This approach was taken by Google with Gmail, which rose to popularity because it offered an unusually large amount of space for a free email service. This was a selling point, and Gmail's consumers began using email as a utility for storage just as much as they were using it for communication. Who didn't email themselves documents before cloud storage existed? Google looked at how people were using Gmail and used that to develop other products like Google Drive and Google Docs.
You Need a Unique Selling Point
Like Apple’s strategy, a unique product can absolutely make your business successful, but that’s not the be all end all. How many local plumbers offer the same exact services as other local plumbers? A quick Amazon search will pull up hundreds of e-commerce businesses that are all selling similar products. They’re seemingly all still in business, so what’s the deal?
The truth is that you don’t need a unique product to succeed at all. You just need something unique about your business that would make potential customers reach for your products and services over a competitor. This could be anything from an interesting brand look to faster shipping, a series of great marketing campaigns or a social media persona worth following. You can adapt to trends and incorporate them in your otherwise-ordinary products and service to stay fresh and relevant. Plenty of companies succeed because they’re doing the same thing as the rest of the market, but they’re doing it better.
Companies That Succeeded Without a Unique Product

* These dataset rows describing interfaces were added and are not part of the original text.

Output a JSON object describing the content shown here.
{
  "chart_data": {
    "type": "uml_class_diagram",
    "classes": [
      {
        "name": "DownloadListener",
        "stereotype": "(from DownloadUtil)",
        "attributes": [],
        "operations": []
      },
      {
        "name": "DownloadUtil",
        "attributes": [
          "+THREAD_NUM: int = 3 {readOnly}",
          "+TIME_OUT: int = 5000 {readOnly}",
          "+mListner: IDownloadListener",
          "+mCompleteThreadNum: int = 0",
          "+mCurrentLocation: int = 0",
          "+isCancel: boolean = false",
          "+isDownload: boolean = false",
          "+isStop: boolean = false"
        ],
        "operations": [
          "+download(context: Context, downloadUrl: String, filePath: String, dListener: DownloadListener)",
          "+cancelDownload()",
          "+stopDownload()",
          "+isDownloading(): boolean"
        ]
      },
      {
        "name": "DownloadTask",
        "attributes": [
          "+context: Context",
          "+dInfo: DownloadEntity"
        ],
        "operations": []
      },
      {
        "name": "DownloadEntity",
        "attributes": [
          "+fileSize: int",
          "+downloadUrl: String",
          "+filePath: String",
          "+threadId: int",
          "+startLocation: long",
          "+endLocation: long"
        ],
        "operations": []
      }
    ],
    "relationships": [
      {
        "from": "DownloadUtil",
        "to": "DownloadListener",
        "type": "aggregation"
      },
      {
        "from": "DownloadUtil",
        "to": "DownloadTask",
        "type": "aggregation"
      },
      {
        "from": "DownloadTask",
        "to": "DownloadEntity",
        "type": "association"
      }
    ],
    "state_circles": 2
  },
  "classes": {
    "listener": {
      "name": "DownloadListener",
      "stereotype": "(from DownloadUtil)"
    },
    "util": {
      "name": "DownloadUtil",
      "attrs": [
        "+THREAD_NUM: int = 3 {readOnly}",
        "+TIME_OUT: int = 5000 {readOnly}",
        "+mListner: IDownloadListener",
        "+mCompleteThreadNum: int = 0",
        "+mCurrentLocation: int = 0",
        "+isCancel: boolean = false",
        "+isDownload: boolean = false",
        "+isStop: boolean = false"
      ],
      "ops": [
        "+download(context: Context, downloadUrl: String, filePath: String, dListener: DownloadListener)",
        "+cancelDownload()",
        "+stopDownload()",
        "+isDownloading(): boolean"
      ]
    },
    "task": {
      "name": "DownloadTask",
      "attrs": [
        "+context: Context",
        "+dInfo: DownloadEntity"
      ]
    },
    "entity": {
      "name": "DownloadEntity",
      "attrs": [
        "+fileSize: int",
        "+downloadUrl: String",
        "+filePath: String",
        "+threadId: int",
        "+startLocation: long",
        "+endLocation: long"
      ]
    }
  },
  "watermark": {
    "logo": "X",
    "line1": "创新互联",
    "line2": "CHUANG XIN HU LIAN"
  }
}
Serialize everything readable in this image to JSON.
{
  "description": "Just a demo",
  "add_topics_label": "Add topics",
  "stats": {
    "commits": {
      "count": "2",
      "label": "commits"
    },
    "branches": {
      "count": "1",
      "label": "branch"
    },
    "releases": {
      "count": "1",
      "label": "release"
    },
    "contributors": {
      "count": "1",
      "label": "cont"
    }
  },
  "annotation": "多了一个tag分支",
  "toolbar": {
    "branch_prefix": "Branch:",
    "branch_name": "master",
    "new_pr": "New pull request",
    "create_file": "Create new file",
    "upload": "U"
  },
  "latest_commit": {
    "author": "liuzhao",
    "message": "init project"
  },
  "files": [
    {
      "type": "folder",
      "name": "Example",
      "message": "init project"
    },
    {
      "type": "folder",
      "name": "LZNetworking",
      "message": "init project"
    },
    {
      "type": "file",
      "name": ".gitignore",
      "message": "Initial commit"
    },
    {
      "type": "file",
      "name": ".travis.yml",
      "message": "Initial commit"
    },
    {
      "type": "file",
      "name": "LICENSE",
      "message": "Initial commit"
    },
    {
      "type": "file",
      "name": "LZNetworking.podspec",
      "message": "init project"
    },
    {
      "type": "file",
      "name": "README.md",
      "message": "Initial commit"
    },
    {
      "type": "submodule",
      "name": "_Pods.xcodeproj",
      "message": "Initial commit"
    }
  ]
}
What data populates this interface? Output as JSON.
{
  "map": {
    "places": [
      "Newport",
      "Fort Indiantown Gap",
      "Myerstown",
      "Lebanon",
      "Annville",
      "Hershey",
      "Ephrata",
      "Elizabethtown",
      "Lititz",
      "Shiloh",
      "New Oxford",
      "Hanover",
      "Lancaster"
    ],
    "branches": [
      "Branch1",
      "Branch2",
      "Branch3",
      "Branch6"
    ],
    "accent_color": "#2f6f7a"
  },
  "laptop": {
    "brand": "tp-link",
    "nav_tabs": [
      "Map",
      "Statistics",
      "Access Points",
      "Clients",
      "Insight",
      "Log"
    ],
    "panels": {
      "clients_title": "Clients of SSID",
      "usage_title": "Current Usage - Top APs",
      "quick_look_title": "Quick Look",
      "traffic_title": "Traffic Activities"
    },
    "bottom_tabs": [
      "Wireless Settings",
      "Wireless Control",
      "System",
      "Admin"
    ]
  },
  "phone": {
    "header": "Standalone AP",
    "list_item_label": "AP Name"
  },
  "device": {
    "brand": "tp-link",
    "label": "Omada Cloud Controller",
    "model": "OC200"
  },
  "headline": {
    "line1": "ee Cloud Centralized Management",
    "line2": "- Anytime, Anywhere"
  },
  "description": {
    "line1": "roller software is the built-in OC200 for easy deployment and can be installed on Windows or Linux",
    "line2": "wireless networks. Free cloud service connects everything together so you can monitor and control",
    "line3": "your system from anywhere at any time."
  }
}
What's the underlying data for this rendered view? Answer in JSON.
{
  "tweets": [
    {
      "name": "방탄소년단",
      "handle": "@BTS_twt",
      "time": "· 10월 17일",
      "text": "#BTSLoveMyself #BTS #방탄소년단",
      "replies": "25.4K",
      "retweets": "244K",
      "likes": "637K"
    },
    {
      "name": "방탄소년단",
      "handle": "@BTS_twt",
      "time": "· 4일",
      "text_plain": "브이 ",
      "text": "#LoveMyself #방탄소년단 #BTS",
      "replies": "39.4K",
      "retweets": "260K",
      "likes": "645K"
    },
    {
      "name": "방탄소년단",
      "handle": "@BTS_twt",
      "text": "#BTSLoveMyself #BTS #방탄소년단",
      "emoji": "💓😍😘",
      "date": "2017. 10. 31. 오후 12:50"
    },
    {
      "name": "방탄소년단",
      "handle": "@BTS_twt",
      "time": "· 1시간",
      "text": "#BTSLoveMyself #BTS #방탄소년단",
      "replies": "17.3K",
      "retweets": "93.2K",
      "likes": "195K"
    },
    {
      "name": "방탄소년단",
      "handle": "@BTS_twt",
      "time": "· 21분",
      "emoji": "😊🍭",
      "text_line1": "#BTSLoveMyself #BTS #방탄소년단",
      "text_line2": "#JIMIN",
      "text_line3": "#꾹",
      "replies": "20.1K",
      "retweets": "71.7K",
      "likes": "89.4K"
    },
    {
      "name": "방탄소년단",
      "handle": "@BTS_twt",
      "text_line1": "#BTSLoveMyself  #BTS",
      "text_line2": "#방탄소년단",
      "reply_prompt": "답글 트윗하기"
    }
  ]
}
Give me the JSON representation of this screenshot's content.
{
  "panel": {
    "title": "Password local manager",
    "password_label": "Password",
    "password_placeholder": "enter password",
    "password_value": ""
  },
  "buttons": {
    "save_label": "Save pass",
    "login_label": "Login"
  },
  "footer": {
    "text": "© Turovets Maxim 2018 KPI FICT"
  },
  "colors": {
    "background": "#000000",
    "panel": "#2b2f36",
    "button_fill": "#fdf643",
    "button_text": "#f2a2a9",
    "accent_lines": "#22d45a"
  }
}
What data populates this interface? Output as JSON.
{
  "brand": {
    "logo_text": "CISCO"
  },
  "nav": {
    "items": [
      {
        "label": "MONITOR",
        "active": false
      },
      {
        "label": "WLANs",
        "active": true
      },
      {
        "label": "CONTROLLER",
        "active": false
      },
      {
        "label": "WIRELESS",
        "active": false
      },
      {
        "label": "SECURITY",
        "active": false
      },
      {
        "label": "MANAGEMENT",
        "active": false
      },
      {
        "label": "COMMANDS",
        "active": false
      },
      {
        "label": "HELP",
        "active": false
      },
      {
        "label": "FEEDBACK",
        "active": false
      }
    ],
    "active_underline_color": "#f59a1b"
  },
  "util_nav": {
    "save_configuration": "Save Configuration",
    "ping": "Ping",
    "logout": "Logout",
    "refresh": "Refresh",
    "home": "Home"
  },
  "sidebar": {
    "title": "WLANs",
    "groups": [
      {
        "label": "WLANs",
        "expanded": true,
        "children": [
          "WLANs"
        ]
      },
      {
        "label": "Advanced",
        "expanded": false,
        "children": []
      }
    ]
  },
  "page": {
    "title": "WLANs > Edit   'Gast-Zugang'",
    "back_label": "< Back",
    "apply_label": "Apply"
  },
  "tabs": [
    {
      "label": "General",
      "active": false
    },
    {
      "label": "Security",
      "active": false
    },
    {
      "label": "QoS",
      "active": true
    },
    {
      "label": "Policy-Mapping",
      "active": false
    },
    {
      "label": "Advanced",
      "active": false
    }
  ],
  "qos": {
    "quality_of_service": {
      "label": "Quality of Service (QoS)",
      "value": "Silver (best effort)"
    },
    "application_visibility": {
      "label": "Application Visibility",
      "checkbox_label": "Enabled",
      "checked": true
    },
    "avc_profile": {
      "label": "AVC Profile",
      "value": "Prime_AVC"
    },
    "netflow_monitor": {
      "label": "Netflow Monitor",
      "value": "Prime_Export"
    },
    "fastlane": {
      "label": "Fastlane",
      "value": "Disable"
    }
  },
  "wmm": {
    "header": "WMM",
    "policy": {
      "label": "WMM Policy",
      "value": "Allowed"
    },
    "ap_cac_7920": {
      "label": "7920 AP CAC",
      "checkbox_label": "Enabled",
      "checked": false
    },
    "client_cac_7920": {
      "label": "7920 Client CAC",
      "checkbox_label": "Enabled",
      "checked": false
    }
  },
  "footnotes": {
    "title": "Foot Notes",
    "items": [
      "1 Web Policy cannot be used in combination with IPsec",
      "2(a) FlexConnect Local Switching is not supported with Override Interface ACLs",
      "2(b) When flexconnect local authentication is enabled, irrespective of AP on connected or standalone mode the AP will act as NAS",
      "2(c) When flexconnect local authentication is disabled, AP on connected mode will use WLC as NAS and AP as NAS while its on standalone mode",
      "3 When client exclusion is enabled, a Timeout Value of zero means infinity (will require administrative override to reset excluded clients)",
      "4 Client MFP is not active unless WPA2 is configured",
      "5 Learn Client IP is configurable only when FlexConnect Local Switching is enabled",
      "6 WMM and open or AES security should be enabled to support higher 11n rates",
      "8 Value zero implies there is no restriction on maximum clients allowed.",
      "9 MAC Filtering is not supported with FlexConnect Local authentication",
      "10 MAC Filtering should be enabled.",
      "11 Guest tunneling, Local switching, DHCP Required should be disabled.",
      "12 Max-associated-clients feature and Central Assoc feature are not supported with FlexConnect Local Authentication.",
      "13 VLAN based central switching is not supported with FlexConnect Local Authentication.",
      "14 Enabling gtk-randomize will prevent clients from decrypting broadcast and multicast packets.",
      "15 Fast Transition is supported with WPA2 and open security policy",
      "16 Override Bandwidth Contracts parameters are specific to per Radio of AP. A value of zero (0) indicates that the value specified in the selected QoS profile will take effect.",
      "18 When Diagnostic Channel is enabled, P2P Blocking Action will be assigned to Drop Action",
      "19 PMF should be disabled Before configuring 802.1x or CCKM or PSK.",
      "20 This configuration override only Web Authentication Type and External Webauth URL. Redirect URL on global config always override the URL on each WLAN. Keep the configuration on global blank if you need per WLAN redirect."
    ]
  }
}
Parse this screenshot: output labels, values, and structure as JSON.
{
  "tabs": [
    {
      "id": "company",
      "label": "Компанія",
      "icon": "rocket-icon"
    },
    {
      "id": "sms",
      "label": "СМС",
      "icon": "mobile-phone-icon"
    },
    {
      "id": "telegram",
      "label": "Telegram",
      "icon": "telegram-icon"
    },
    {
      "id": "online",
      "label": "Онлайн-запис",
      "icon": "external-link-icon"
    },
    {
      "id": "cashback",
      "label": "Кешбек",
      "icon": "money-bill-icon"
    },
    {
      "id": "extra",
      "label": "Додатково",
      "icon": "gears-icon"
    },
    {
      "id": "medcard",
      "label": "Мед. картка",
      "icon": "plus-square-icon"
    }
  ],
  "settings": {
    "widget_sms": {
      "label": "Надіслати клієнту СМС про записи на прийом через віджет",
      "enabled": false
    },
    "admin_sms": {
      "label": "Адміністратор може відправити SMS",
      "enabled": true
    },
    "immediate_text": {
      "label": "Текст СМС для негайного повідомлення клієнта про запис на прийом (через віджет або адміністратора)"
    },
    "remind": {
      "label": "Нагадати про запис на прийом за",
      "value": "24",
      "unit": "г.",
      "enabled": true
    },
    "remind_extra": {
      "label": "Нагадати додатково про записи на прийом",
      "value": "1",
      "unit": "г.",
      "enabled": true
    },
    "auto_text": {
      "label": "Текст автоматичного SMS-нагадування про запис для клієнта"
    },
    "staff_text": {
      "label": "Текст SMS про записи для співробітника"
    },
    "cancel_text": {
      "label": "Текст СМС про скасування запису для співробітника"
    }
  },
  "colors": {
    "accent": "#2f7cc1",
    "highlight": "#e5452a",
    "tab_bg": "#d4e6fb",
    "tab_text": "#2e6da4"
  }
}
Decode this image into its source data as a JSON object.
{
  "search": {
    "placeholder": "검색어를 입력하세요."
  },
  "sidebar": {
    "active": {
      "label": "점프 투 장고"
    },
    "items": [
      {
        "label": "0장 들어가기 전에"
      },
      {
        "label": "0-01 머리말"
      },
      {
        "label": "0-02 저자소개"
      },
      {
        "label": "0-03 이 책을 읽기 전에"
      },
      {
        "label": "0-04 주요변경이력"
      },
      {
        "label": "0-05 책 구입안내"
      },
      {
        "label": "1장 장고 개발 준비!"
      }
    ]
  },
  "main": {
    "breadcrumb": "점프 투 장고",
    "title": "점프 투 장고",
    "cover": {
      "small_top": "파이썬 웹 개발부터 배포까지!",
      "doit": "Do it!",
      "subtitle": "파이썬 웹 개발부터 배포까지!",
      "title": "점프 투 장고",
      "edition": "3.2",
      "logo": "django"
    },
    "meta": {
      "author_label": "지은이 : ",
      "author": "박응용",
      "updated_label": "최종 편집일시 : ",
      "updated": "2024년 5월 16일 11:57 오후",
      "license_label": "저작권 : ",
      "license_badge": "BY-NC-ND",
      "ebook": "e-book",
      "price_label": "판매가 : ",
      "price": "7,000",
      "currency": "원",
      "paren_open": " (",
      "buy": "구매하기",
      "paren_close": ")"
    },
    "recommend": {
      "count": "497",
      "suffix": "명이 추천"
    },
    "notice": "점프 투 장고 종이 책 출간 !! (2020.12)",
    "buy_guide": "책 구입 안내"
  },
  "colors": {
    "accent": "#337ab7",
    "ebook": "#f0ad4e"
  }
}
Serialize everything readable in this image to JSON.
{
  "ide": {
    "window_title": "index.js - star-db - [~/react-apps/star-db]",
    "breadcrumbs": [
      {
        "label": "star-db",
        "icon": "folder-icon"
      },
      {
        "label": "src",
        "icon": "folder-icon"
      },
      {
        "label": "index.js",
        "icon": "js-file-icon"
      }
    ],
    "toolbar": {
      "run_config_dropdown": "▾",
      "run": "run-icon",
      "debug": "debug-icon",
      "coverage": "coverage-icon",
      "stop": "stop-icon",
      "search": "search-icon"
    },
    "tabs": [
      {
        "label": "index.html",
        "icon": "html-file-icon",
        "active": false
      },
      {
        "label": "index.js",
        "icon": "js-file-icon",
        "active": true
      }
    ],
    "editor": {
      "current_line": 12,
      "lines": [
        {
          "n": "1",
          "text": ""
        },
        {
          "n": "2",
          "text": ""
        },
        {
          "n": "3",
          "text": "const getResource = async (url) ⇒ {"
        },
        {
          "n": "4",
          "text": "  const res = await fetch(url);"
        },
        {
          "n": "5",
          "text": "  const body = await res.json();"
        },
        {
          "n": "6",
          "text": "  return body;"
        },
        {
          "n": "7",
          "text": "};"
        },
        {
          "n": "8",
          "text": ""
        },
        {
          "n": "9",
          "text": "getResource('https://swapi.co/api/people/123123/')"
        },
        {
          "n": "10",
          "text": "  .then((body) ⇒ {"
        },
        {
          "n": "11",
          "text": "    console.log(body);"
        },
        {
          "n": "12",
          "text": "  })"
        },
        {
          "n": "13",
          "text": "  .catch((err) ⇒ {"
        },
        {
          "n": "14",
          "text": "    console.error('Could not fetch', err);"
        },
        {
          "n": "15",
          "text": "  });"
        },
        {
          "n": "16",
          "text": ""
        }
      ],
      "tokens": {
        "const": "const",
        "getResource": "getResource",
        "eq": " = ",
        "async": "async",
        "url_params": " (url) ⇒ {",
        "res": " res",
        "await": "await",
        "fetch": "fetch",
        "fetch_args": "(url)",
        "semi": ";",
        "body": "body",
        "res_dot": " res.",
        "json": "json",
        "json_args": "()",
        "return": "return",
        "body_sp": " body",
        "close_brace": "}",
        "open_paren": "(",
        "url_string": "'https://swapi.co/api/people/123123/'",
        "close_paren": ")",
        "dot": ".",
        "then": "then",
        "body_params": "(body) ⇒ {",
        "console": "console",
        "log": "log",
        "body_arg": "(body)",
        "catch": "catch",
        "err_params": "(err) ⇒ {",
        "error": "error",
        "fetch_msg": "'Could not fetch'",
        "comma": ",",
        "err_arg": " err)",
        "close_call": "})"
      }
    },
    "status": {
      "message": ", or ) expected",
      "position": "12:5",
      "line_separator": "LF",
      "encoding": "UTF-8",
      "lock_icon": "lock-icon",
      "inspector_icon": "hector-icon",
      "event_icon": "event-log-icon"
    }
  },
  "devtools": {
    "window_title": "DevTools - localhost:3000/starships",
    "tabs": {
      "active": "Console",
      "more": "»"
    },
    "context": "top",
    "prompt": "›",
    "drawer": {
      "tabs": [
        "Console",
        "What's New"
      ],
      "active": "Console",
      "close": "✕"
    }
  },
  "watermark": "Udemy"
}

Consider online retailer Nasty Gal, who managed to grow from a vintage eBay store into a $100-million company at the height of its business. Nasty Gal wasn’t really selling anything different from other vintage eBay sellers. The key difference was the branding, not the products. Instead of taking fluorescent-lit photos on mannequin busts, founder Sophia Amoruso enlisted her trendy friends as models to make the clothes look really, really cool.
The Nasty Gal image became something consumers wanted to emulate, and the brand coasted on it until major retailers like Forever 21 and Urban Outfitters started doing the same thing but on a larger scale. Eventually, the brand was sold to the U.K.-based fast-fashion brand Boohoo, but the moral of the story is that Nasty Gal initially succeeded by offering a different perspective than the competition rather than different products.
Similarly, Kylie Cosmetics offered consumers the same old beauty products that cosmetics companies have been selling for decades but from a brand-new perspective. Most major cosmetics companies sell both lipstick and lip liner, but Kylie Cosmetics was one of the first (if not the first) to package them as a duo in the same exact shade. With its lip kits, Kylie Cosmetics effectively solved the issue of your lip liner not matching your lipstick.
When Unique Products Don’t Matter
Unique products and unique selling points don’t always matter. In a very limited number of cases, a business doesn’t actually want or need to be unique at all. Though it’s not exactly the most ethical practice, businesses can be massively successful by copying competitors, most often by offering cheaper alternatives to more expensive designer goods. For example, we see this in the world of fast fashion, where retailers like Fashion Nova and Missguided create cheap knockoffs of celebrity outfits, but intellectual-property laws are fierce, so products must be different enough to not cause a copyright lawsuit.
In other cases, a business simply lacks competition, but this isn’t always sustainable. For example, a rural grocery store that’s the only option within 20 miles will succeed on the premise that there’s nowhere else convenient for local residents to buy groceries. However, it will probably be put out of business the second a Walmart opens nearby. A unique selling point would provide more staying power.